Most forex analysts expect sterling to come under heavy selling pressure as the Brexit negotiations unfold. It could drop to parity with the euro and perhaps even against the dollar.
Currency analysts at Deutsche Bank said sterling could fall as low as $1.06 from around $1.2560 currently, as the Brexit process weighs.
In a special report on Brexit, they wrote "we do not see sterling (currently) fully pricing a hard Brexit outcome. Combined with limited adjustment in the UK’s current account deficit and slowing growth, we see further downside, and forecast $1.06 in by year-end."
Other forex analysts don’t expect the triggering of Article 50 to have a major short-term impact on the pound, predicting that the currency could rebound as markets react positively once there is greater clarity on the issue.
Analysts at ING Group said in a research note that while they believe the broader risks to sterling lie to the downside, they expect the triggering of Article 50 to have more of a symbolic impact on the pound.
“It will serve as a reality check that a tricky few years lie ahead as Brexit negotiations unfold and a new UK-EU economic relationship takes shape,” the March 14 note said.

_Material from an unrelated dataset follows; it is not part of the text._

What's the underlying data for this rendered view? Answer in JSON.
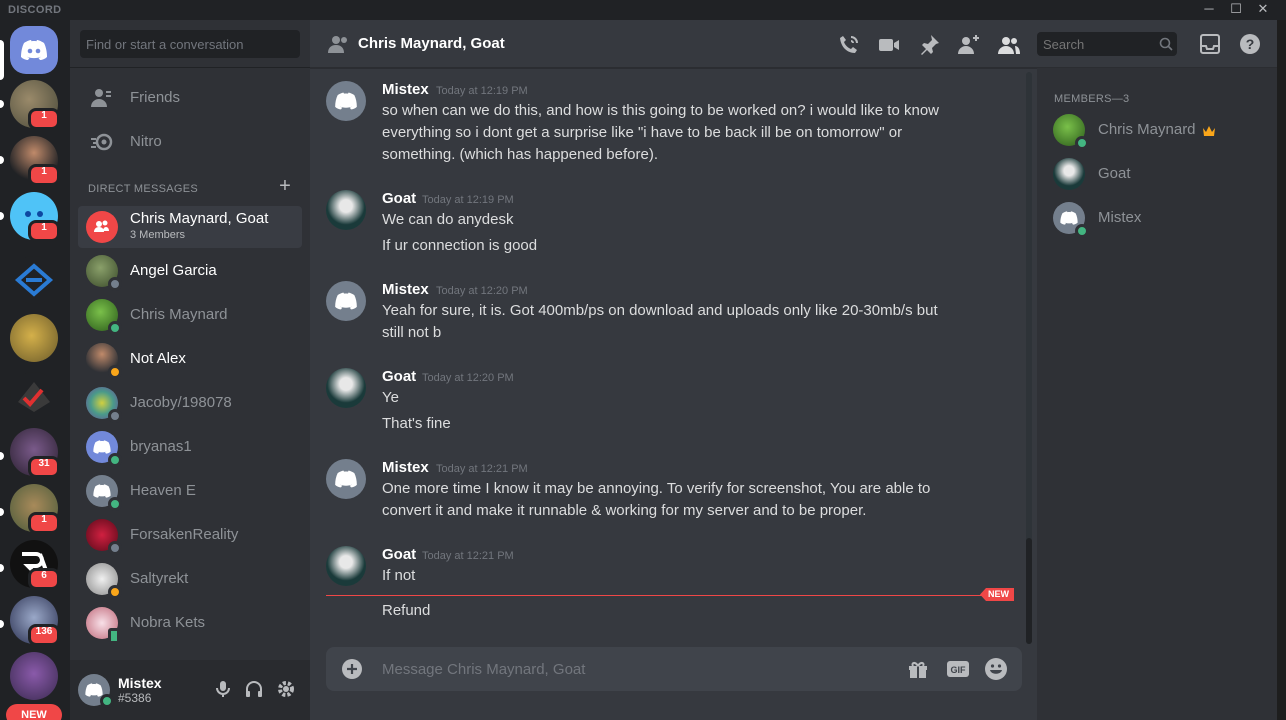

ING sees one final leg of Brexit adjustment left. “We look for GBP/USD to form a cyclical base below $1.20, while expecting EUR/GBP to stabilize between 0.88-0.90.”
Morgan Stanley thinks the triggering of Article 50 is already priced into sterling.
“There may be many Article 50-related news headlines in the coming weeks but we believe that a lot of the negativity around Brexit-related economic data weakness is already in the price,” analysts at the investment bank said in a note to clients on March 2.
But Bank of America Merrill Lynch is bearish on the outlook for sterling as Brexit looms.
“We reject the notion that sterling has fully priced Article 50 and beyond. Risks to the currency remain to the downside on a disruptive start to negotiations,” analysts said in a March 2 note.
Meanwhile, political risks to both the dollar and the euro remain to the forefront.
The dollar dropped to four-month lows against a currency basket on Monday after the Trump administration failed to push through legislation to overhaul healthcare when it didn’t receive enough support from Republicans.
The vote had been viewed by investors as a critical test of Trump's ability to work with Congress to deliver on his pro-growth economic agenda, including tax cuts and infrastructure spending.
Dollar bulls had already been disappointed after the Federal Reserve hiked interest rates earlier this month, but did not signal a faster pace of future monetary tightening as many had anticipated.
The dollar had surged to almost 14-year highs against a basket of the other major currencies in early January amid expectations for a strong economic recovery and higher inflation, the so called ‘Trump Trade’.
Investors were also monitoring political developments in the euro zone ahead of the upcoming French presidential elections, with investors fearful over what a victory for far-right anti-EU leader Marine Le Pen would mean.